More than 90 percent of our meat supply still comes from factory farms. That's really not going to change. The small-farm model may have worked in the 1940s or the 1950s, when we had less than half the people on the planet that we do now.
You also noted, in your July commentary, that "supporting a meat-based diet requires five times as much land as a plant-based diet."
The idea of putting food through animals and then eating the animals is just a terribly inefficient process. We keep hearing about turning the water off when we wash our teeth, when the amount of water that goes into animal agriculture is truly astounding. A statistic I saw calculated that by giving up a pound of meat, you can shower all year. We keep hearing about the convenient, feel-good things we need to do to conserve energy and save the environment, but we need to also think about the things that are out of sight and out of mind, like animal agriculture.
Here's something many of us don't realize: North Carolina is one of the top meat producers in the country.
We have more pigs living in this state than we do people.
Most of the hog farms are down east, though. Perhaps because of our mountainous terrain, we don't have large-scale animal-agriculture operations here.
No, but in the 1990s, one [hog farm] spill dumped more fecal material into the New River than the quantity of [oil in] the Exxon Valdez disaster, and 10 million fish died. Animal agriculture produces 130 times as much excrement as the human population in America does. It just piles up.

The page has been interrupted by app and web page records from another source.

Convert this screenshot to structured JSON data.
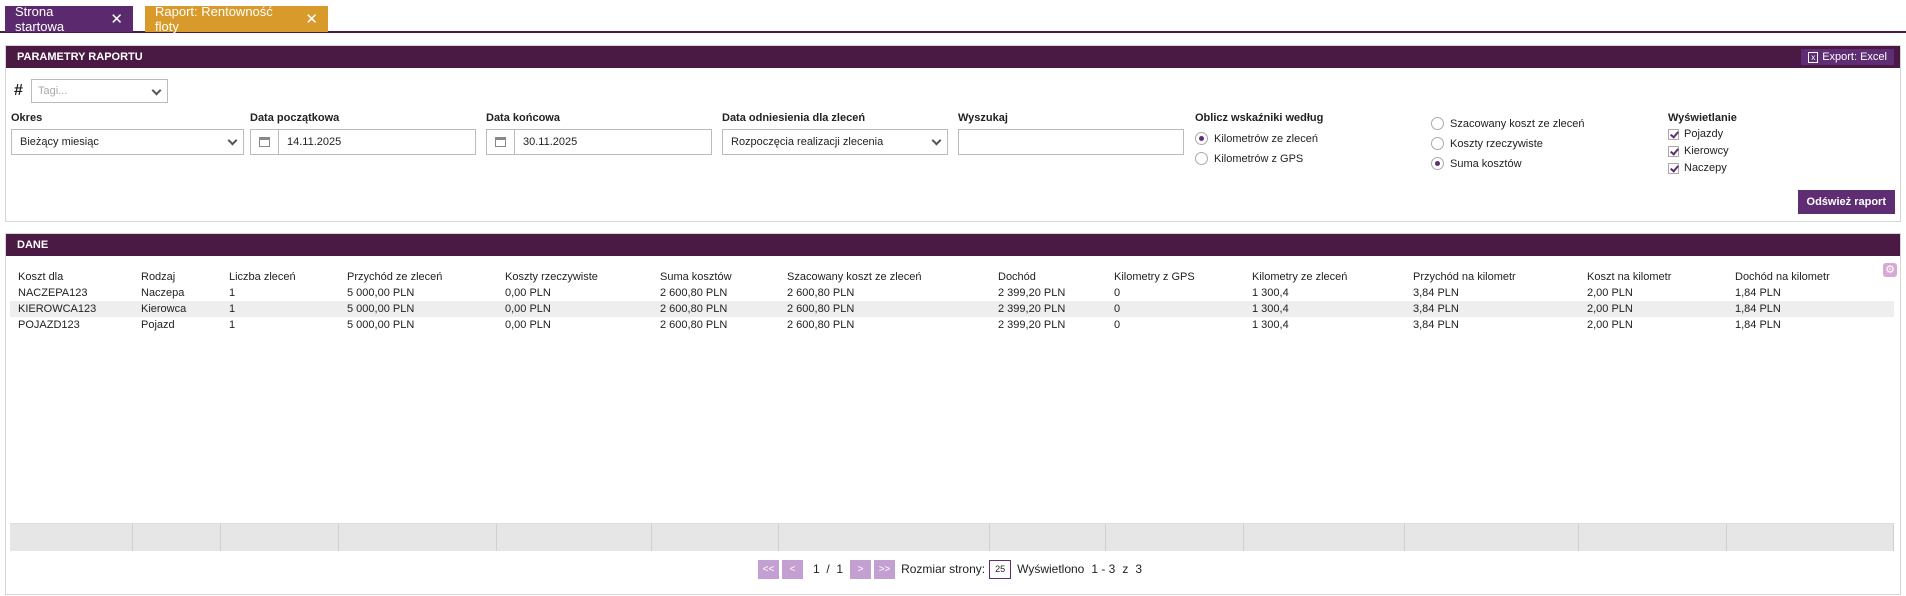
{
  "tabs": [
    {
      "label": "Strona startowa"
    },
    {
      "label": "Raport: Rentowność floty"
    }
  ],
  "params": {
    "title": "PARAMETRY RAPORTU",
    "export_label": "Export: Excel",
    "tags_placeholder": "Tagi...",
    "period_label": "Okres",
    "period_value": "Bieżący miesiąc",
    "start_label": "Data początkowa",
    "start_value": "14.11.2025",
    "end_label": "Data końcowa",
    "end_value": "30.11.2025",
    "ref_label": "Data odniesienia dla zleceń",
    "ref_value": "Rozpoczęcia realizacji zlecenia",
    "search_label": "Wyszukaj",
    "search_value": "",
    "calc_label": "Oblicz wskaźniki według",
    "calc_options": [
      "Kilometrów ze zleceń",
      "Kilometrów z GPS"
    ],
    "cost_options": [
      "Szacowany koszt ze zleceń",
      "Koszty rzeczywiste",
      "Suma kosztów"
    ],
    "display_label": "Wyświetlanie",
    "display_options": [
      "Pojazdy",
      "Kierowcy",
      "Naczepy"
    ],
    "refresh_label": "Odśwież raport"
  },
  "data_panel": {
    "title": "DANE",
    "columns": [
      "Koszt dla",
      "Rodzaj",
      "Liczba zleceń",
      "Przychód ze zleceń",
      "Koszty rzeczywiste",
      "Suma kosztów",
      "Szacowany koszt ze zleceń",
      "Dochód",
      "Kilometry z GPS",
      "Kilometry ze zleceń",
      "Przychód na kilometr",
      "Koszt na kilometr",
      "Dochód na kilometr"
    ],
    "rows": [
      [
        "NACZEPA123",
        "Naczepa",
        "1",
        "5 000,00 PLN",
        "0,00 PLN",
        "2 600,80 PLN",
        "2 600,80 PLN",
        "2 399,20 PLN",
        "0",
        "1 300,4",
        "3,84 PLN",
        "2,00 PLN",
        "1,84 PLN"
      ],
      [
        "KIEROWCA123",
        "Kierowca",
        "1",
        "5 000,00 PLN",
        "0,00 PLN",
        "2 600,80 PLN",
        "2 600,80 PLN",
        "2 399,20 PLN",
        "0",
        "1 300,4",
        "3,84 PLN",
        "2,00 PLN",
        "1,84 PLN"
      ],
      [
        "POJAZD123",
        "Pojazd",
        "1",
        "5 000,00 PLN",
        "0,00 PLN",
        "2 600,80 PLN",
        "2 600,80 PLN",
        "2 399,20 PLN",
        "0",
        "1 300,4",
        "3,84 PLN",
        "2,00 PLN",
        "1,84 PLN"
      ]
    ]
  },
  "pager": {
    "first": "<<",
    "prev": "<",
    "next": ">",
    "last": ">>",
    "page": "1",
    "sep": "/",
    "pages": "1",
    "size_label": "Rozmiar strony:",
    "size": "25",
    "shown_label": "Wyświetlono",
    "range": "1 - 3",
    "of": "z",
    "total": "3"
  }
}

You're also very concerned about how the animals are treated.
They're really just tortured. Chickens being raised for meat are genetically modified to grow and grow. Sometimes their hearts stop and their legs can't take it, and they start dying at about five-and-a-half weeks, but the industry gives them lots of antibiotics to keep them alive.
In my mid-30s, I just started reading about that kind of stuff, and I thought, why am I paying someone to do this? I don't buy sweatshop goods. I try to be a conscious consumer on other things, so I started looking at what I was doing with my food dollar. And I didn't want to support this.

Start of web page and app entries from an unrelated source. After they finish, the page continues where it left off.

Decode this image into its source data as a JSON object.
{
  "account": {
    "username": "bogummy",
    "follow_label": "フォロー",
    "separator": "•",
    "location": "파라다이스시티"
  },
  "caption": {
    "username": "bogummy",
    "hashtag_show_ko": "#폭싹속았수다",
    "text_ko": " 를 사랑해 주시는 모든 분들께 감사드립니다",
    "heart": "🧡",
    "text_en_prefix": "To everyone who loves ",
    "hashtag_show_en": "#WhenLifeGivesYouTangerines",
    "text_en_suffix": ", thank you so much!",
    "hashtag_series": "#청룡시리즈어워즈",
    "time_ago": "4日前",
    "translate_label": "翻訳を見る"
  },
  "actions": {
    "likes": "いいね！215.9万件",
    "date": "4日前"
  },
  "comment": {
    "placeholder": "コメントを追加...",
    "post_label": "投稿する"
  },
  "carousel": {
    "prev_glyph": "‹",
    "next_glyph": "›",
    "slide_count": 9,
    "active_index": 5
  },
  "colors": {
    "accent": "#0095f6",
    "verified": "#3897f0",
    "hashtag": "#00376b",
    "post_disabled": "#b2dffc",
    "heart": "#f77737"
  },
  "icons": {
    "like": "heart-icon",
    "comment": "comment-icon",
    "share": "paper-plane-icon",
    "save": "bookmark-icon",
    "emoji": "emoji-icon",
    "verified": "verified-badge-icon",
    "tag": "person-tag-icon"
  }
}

You mention Meatless Monday, a program sponsored by the Johns Hopkins Bloomberg School of Public Health.
It dates back to World War I and conserving resources for the war effort. It's about human health and health for the environment.
The Baltimore school system recently signed on to adopt the program, and you've written our local legislators and school officials about making a similar move.
If the Baltimore school system can do it, so can we. The Environmental Defense Fund says if every American had one meat-free meal a week, the savings in carbon dioxide emissions would be the equivalent of taking 5 million cars off the road. Multiply that by how many meals we can change, and we could see some huge differences.
So how would you suggest we meat eaters start?
Don't come at it as a way of deprivation. A lot of people already eat vegetarian or vegan, and Asheville's a great place for it. And don't beat yourself up. Don't set the expectation that this is too hard. Just get in there and start changing your diet and see what you think. You might just be pleasantly surprised: You might shed a few pounds and feel better too.
You'll also help reduce greenhouse-gas emissions.
In 2006, a United Nations report, "Livestock's Long Shadow," said that animal agriculture, worldwide, produces more annual greenhouse-gas emissions than all the cars, trucks, airplanes, trains, etc. combined.
Yet officials are downplaying what commitments may come out of the Copenhagen climate-treaty talks, and the negotiations don't seem to be focused on the animal-agriculture side of the equation.
They should be dealing with all sources. Former Vice President Al Gore missed the inconvenient truth about animal agriculture, but now he's acknowledging the implications of meat-based diets too. I grew up eating the standard American diet of meat, meat and more meat. If I can change, anyone can.